Boris Anisfeld 1879-1973

While still in Russia, Anisfeld worked with the director Vsevolod Meyerhold, the impresario Sergej Diaghilev and the choreographers Michel Fokine and Mikhail Mordkin.

By 1910 he had established an international reputation for his theatre work. His career as a painter took him to Paris at the young age of twenty-seven. He was made a sociétaire of the Salon d’Automne, and he exhibited along with Larianov, Gontcharova, Serov, Vrubel and others. From then on, he could support a prosperous life style with the sale of his paintings. He was a member of Mir Iskusstva (World of Art) in St. Petersburg, and exhibited with them regularly from 1910 to 1917.

He left Russia in late 1917 and came to the United States.

He took up a teaching position at the Art Institute of Chicago. He remained there until he retired in 1958.


Rachel, 1916
Gouache and some graphite on laid paper. No discernible watermark.
12 3/4” x 19"(32.4 x 48.2 cm).
Signed and dated at lower right: Boris Anisfeld 1916
Private collection

Rachel, in the book of Genesis in the Old Testament, was a shepherdess who met Jacob at the well where she had gone to water her sheep. She became his wife, and the mother of Joseph and Benjamin.


Lot`s Escape from Sodom, 1916
Gouache and pastel on laid paper. No discernible watermark.
12 1/2” x 19” (31.7 x 48.2 cm).
Signed and dated at lower right: Boris Anisfeld 1916.
Private collection

The viewer’s attention is drawn to the plight of Lot’s wife, who is caught in the moment of turning into a pillar of salt.


Study for “SPANISH MADONNA”
Gouache, red crayon and some graphite on Monogram artist’s board.
20” x 14 7/8”(50.7 x 37.8 cm).
Private collection


Study for “PIETÀ” (1957-58)
Gouache on Beverly artists’ board.
14 1/2” x 10 5/8” (37 x 27.1 cm).
Signed at lower left: Boris Anisfeld.

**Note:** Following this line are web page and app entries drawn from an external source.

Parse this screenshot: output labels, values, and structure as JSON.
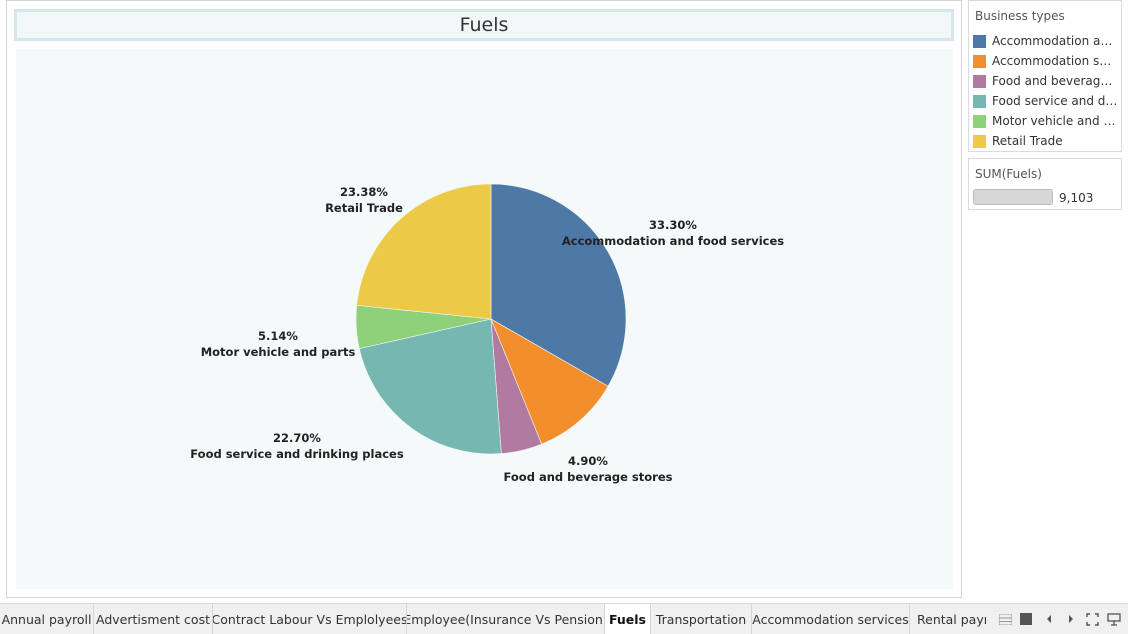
{
  "title": "Fuels",
  "legend": {
    "title": "Business types",
    "items": [
      {
        "label": "Accommodation and ..",
        "color": "#4e79a7"
      },
      {
        "label": "Accommodation serv..",
        "color": "#f28e2b"
      },
      {
        "label": "Food and beverage s..",
        "color": "#b07aa1"
      },
      {
        "label": "Food service and dri..",
        "color": "#76b7b2"
      },
      {
        "label": "Motor vehicle and pa..",
        "color": "#8fd17b"
      },
      {
        "label": "Retail Trade",
        "color": "#edc948"
      }
    ]
  },
  "size_legend": {
    "title": "SUM(Fuels)",
    "value": "9,103"
  },
  "chart_data": {
    "type": "pie",
    "title": "Fuels",
    "slices": [
      {
        "name": "Accommodation and food services",
        "percent": 33.3,
        "percent_label": "33.30%",
        "label": "Accommodation and food services",
        "color": "#4e79a7"
      },
      {
        "name": "Accommodation services",
        "percent": 10.58,
        "percent_label": "",
        "label": "",
        "color": "#f28e2b"
      },
      {
        "name": "Food and beverage stores",
        "percent": 4.9,
        "percent_label": "4.90%",
        "label": "Food and beverage stores",
        "color": "#b07aa1"
      },
      {
        "name": "Food service and drinking places",
        "percent": 22.7,
        "percent_label": "22.70%",
        "label": "Food service and drinking places",
        "color": "#76b7b2"
      },
      {
        "name": "Motor vehicle and parts",
        "percent": 5.14,
        "percent_label": "5.14%",
        "label": "Motor vehicle and parts",
        "color": "#8fd17b"
      },
      {
        "name": "Retail Trade",
        "percent": 23.38,
        "percent_label": "23.38%",
        "label": "Retail Trade",
        "color": "#edc948"
      }
    ]
  },
  "tabs": [
    {
      "label": "Annual payroll",
      "active": false
    },
    {
      "label": "Advertisment cost",
      "active": false
    },
    {
      "label": "Contract Labour Vs Emplolyees",
      "active": false
    },
    {
      "label": "Employee(Insurance Vs Pension)",
      "active": false
    },
    {
      "label": "Fuels",
      "active": true
    },
    {
      "label": "Transportation",
      "active": false
    },
    {
      "label": "Accommodation services",
      "active": false
    },
    {
      "label": "Rental paym",
      "active": false
    }
  ],
  "controls": [
    {
      "icon": "grid-view-icon"
    },
    {
      "icon": "square-view-icon"
    },
    {
      "icon": "previous-arrow-icon"
    },
    {
      "icon": "next-arrow-icon"
    },
    {
      "icon": "fullscreen-icon"
    },
    {
      "icon": "presentation-icon"
    }
  ]
}
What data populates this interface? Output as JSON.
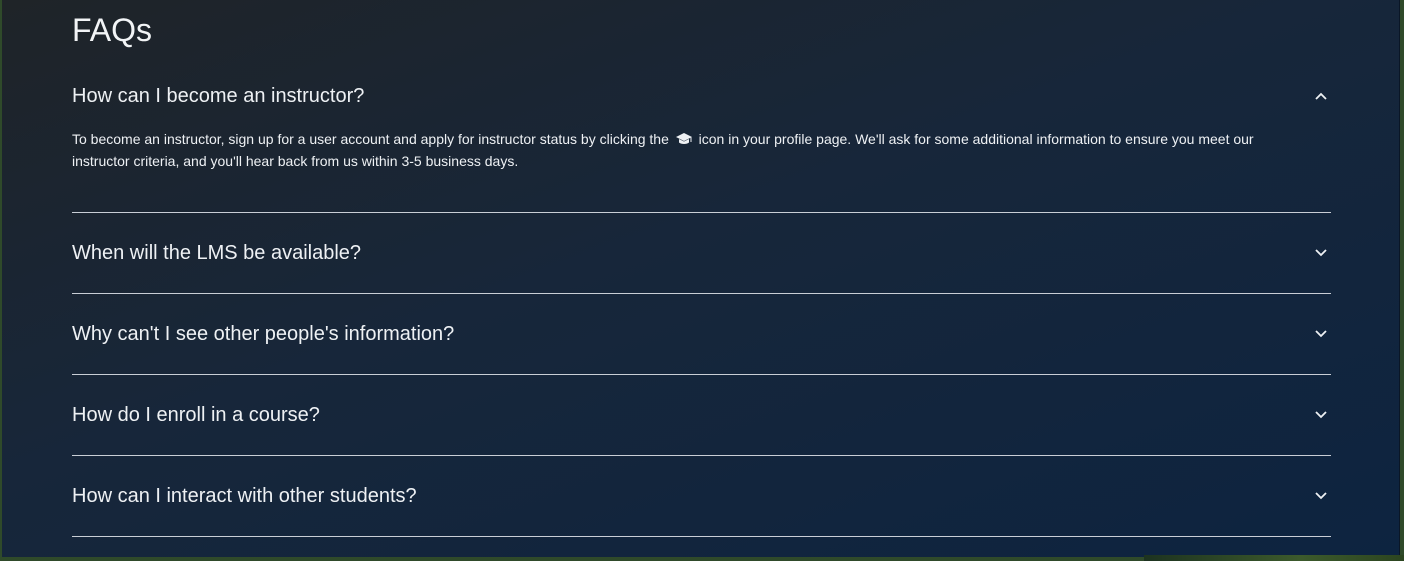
{
  "faq": {
    "title": "FAQs",
    "items": [
      {
        "question": "How can I become an instructor?",
        "expanded": true,
        "answer_before_icon": "To become an instructor, sign up for a user account and apply for instructor status by clicking the",
        "answer_icon": "graduation-cap-icon",
        "answer_after_icon": "icon in your profile page. We'll ask for some additional information to ensure you meet our instructor criteria, and you'll hear back from us within 3-5 business days."
      },
      {
        "question": "When will the LMS be available?",
        "expanded": false
      },
      {
        "question": "Why can't I see other people's information?",
        "expanded": false
      },
      {
        "question": "How do I enroll in a course?",
        "expanded": false
      },
      {
        "question": "How can I interact with other students?",
        "expanded": false
      }
    ]
  },
  "colors": {
    "text": "#eef1f4",
    "divider": "#c9ced6",
    "background": "#17263a"
  }
}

Anisfeld exhibited in Chicago in 1958 two paintings depicting the death of Christ, Pietà and Descent of Christ. The groups of lamenting and veiled figures in the present gouache echo those in both paintings.